Death does not discriminate.
NEITHER SHOULD GRIEF.
There I sat, with an arrow of truth piercing my heart. It was the beginning of the sermon, but for the next 30 minutes, I hardly heard anything else. Those words sucker-punched my psyche, revealing a truth about myself I had denied far too long.
And if racism is defined as prejudice, discrimination, or antagonism directed against someone of a different race based on the belief that one’s own race is superior, then I can no longer deny the fact that I am a racist. Because I have not grieved equally.
I dismissed the death of Alton Sterling.
I barely noticed the death of Philando Castile.
Yet I sat up and paid attention when five Dallas Police Officers were gunned down Thursday night.
I thought that if I grieved for the children – of all races, nationalities, and cultures – who suffered due to the cruelty or negligence of their parents or caregivers, that would be enough. I thought that if I grieved for those who suffered with terminal illness, physical injury, or permanent disability, that would be enough. I thought that if I grieved for those that lived in poverty, victims of civil and political unrest, that would be enough. But it’s not.
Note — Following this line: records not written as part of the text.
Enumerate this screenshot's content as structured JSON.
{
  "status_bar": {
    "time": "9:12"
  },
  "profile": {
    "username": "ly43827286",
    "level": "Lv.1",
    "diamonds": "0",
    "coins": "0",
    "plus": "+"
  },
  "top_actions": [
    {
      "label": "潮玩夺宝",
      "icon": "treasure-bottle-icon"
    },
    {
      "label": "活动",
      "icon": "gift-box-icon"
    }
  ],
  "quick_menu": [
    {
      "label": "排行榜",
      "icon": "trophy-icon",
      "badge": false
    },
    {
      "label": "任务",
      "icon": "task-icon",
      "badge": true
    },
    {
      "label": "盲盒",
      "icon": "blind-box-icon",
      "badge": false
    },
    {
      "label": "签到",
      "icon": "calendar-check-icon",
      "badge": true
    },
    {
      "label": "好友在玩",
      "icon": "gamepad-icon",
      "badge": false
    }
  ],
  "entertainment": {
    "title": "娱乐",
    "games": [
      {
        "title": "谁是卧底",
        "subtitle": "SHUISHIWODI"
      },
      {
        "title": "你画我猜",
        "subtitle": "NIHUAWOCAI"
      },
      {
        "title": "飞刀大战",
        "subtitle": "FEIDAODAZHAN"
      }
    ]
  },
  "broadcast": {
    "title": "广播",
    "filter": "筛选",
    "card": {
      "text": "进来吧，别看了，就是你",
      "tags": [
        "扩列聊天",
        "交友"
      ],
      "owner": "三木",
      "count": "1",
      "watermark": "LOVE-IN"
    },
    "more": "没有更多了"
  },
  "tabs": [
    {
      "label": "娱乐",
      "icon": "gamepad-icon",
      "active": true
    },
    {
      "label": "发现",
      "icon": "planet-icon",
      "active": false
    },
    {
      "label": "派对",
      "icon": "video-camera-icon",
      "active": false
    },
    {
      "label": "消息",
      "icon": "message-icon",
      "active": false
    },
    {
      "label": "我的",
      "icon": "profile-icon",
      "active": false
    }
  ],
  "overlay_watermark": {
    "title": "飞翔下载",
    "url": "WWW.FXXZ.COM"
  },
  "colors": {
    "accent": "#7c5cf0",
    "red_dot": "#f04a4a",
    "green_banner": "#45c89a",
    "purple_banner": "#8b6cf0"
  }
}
Too often, I’ve been guilty of overlooking injustice in my own community, inside my own little slice of this great big world. I’ve turned a blind eye to those who feel marginalized and alone. I’ve chosen to devote my time and energy to helping others who look a lot like me, in places that are comfortable and familiar, rather than reaching across cultural, ethnic, and economic lines to make a difference.
I must do better.
And so, I begin with this: an apology. To my friends of color, particularly my African-American friends: I apologize. For not seeking to better understand your struggles. For not doing more on your behalf. For speaking too much and not listening enough. For my pride and self-centeredness that kept me from walking a mile in your shoes – or, at the very least, walking that mile with you.
My word for this year is “TRANSFORM.” It’s not simply a goal to be attained, but rather a lifestyle to be lived. Though I certainly had my own expectations of what that might look like, I’m learning that the job of transformation is not up to me. Rather, it’s my God who directs the transformation the way He sees fit, in areas He alone knows best. My eyes have been opened to the harsh reality of my own ugliness, which now lies naked and exposed for what it is. My hope and prayer is that God will begin that process of transformation in my own heart even as this city I love seeks healing and restoration out of brokenness and tragedy.
I must do better. May I learn to love mercy, rather than cast judgement. May I learn to do justly, rather than hide behind the shroud of ignorance and denial. May I learn to walk humbly with my God, serving others as Christ would call me to do.